There's another discussion currently underway about rejections. I don't mean to criticize its originator; far from it, I think his attitude is healthy and he'll handle the inevitable future rejections well. My question covers writers in general:

Why do we savor our rejections?

Only writers keep files of rejection slips and letters. Every other profession moves on. I was trained as a classical musician, and used to periodically travel to out of town auditions. I don't keep the plane tickets of the auditions I lost. (Which would be all of them.) I learned what I could from the experience, and left it behind. (Out of town auditions involve flying, possibly cross-country, on your own dime to potentially sit in a room with over a hundred other competitors so you can play a five-minute audition, at the end of which the overwhelming majority of particpants will will be told to their faces, "Thank you. Next." That's rejection.)

Why do writers alone have such a fascination with rejection?

Views: 47

Reply to This

Replies to This Discussion

I agree completely with all of that, honestly I do.
I just never saved anything--I learned a lot though!
I mean I'd never send out (now) what I sent out ten years ago.
i learned enough to know that the rejections were quite right.
Maybe it's the early ones I didn't save--maybe once I'm more certain of my work--and it's rejected--perhaps those I'd think about saving.
Of course it's a learning thing and we learn from what we go through.
and there's much to learn.
nothing I say is in concrete. I wouldn't have an open mind if that was so--so I'll reconsider my dogmatism and see what I should do.
that's as honest as I can be.
Okay, I'm having a re-think here!
Just wanted to say that for what it's worth!
Hmm.
Look I think it's best to write just because you love writing and being fatalistic about it (rat's ass and so on)!
i just never thought about saving them really--it hadn't occured to me.
this is the only forum I've been on--wherein I've heard and read what so many people say. I just had me before that. so it's good for me to see what others do, a good learning experience.
I probably will be afraid to throw out rejection slips now though!
I'll have to see. (gulp)!
Maybe writing is different because it's solitary and we're desperate for some kind of communication with the outside world, some connection. Also, a rejection slip is still a marker of some success - the finished and sent out story/novel. As most stories and novels never even get finished, it's something.

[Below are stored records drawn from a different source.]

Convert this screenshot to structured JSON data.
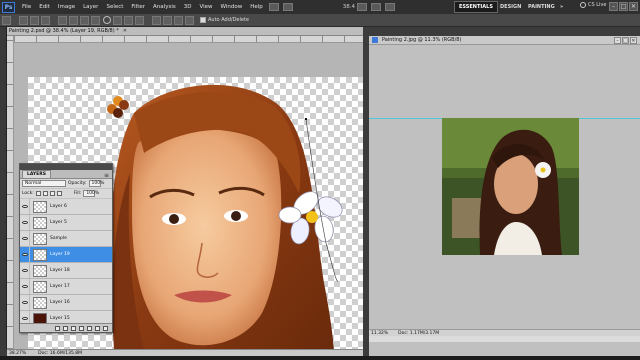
{
  "menubar": {
    "logo": "Ps",
    "items": [
      "File",
      "Edit",
      "Image",
      "Layer",
      "Select",
      "Filter",
      "Analysis",
      "3D",
      "View",
      "Window",
      "Help"
    ],
    "zoom": "38.4",
    "workspaces": [
      "ESSENTIALS",
      "DESIGN",
      "PAINTING",
      "»"
    ],
    "cs_live": "CS Live",
    "window_controls": [
      "–",
      "□",
      "✕"
    ]
  },
  "options_bar": {
    "auto_add_delete": "Auto Add/Delete"
  },
  "doc1": {
    "tab_title": "Painting 2.psd @ 38.4% (Layer 19, RGB/8) *",
    "zoom": "38.27%",
    "doc_size": "Doc: 16.6M/135.8M"
  },
  "doc2": {
    "tab_title": "Painting 2.jpg @ 11.3% (RGB/8)",
    "zoom": "11.32%",
    "doc_size": "Doc: 1.17M/3.17M"
  },
  "layers": {
    "tab": "LAYERS",
    "menu": "≡",
    "blend_mode": "Normal",
    "opacity_label": "Opacity:",
    "opacity_value": "100%",
    "lock_label": "Lock:",
    "fill_label": "Fill:",
    "fill_value": "100%",
    "items": [
      {
        "name": "Layer 6",
        "selected": false
      },
      {
        "name": "Layer 5",
        "selected": false
      },
      {
        "name": "Sample",
        "selected": false
      },
      {
        "name": "Layer 19",
        "selected": true
      },
      {
        "name": "Layer 18",
        "selected": false
      },
      {
        "name": "Layer 17",
        "selected": false
      },
      {
        "name": "Layer 16",
        "selected": false
      },
      {
        "name": "Layer 15",
        "selected": false
      }
    ]
  },
  "colors": {
    "accent": "#3f8ee6",
    "hair": "#8a3a12",
    "skin": "#f0b88a",
    "guide": "#52c5d6"
  }
}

Also, as Ingrid said, there's a little hope in going from form letter, to note scawled on form letter to personalized rejection.

I miss the paper when I get email rejections for stories from webzines. I also miss the weeks of waiting, to be totally honest. Last year I had a short story rejected the same day I emailed to the webzine. Now, I really appreciate the speed they got back to me, but I did miss feeling for a few weeks that I might have a story accepted.
Wow, I have a long journey ahead of me. I intend to save my first rejection (received yesterday) because it marks the milestone of the first reply to my writing from a publisher. It will not serve any bookkeeping purpose because other than the letterhead; it contains no information. I really look forward to the day when a rejection shows some evidence of human intervention. The only disconcerting feature of this rejection was the actual letter itself. It was obviously a photocopy of a photocopy of a photocopy, et cetera, to the point that the letterhead and all of the text was fuzzy and no longer close to being centered in the margins.

I found this to be unprofessional, unbusinesslike, and therefore rude.

Rant finished.

I guess I'd better get back to work to crank out a couple score more stories, striving for those wonderful sounding personal touches on the rejections.
Because I plan to wallpaper my bathroom with them one day.
don't know if this is for me, but I'll respond by saying that's a great idea!
maybe I'll do that too!
A mother looks at her newborn child for the first time and sees beauty, everyone else sees a misshapen gargantuan head, squashed nose etc... I think it may be the same with writing, we give birth to an idea and it's ours alone. I've auditioned before (theatre), but I was always performing something that someone else had given birth to. As a performer you are the parrott, as a writer you tell the parrott what to say. Also, a performance can vary. When we write it's assumed we've had time to perfect, we write and rewrite. When you perform, it's normally a one shot deal, and if your having a bad day - - too bad, plus you can't really take your crappy performance with you. With writing there is evidence.
Parrot...see worried about rejection even now.
I had to stop saving them because I ran out of room . . . but it definitely is something that most writers do. In a strange way it helps — especially when we're unpublished — to believe in ourselves as writers. It's a legacy that shows we're creating stories and sending them out and one day, instead of rejection, we'll actually receive that all-important acceptance that says we never gave up.
Just commenting here, yes. It's a documentation of our progress.
I agree now.

RSS

CrimeSpace Google Search

© 2020   Created by Daniel Hatadi.   Powered by

Badges  |  Report an Issue  |  Terms of Service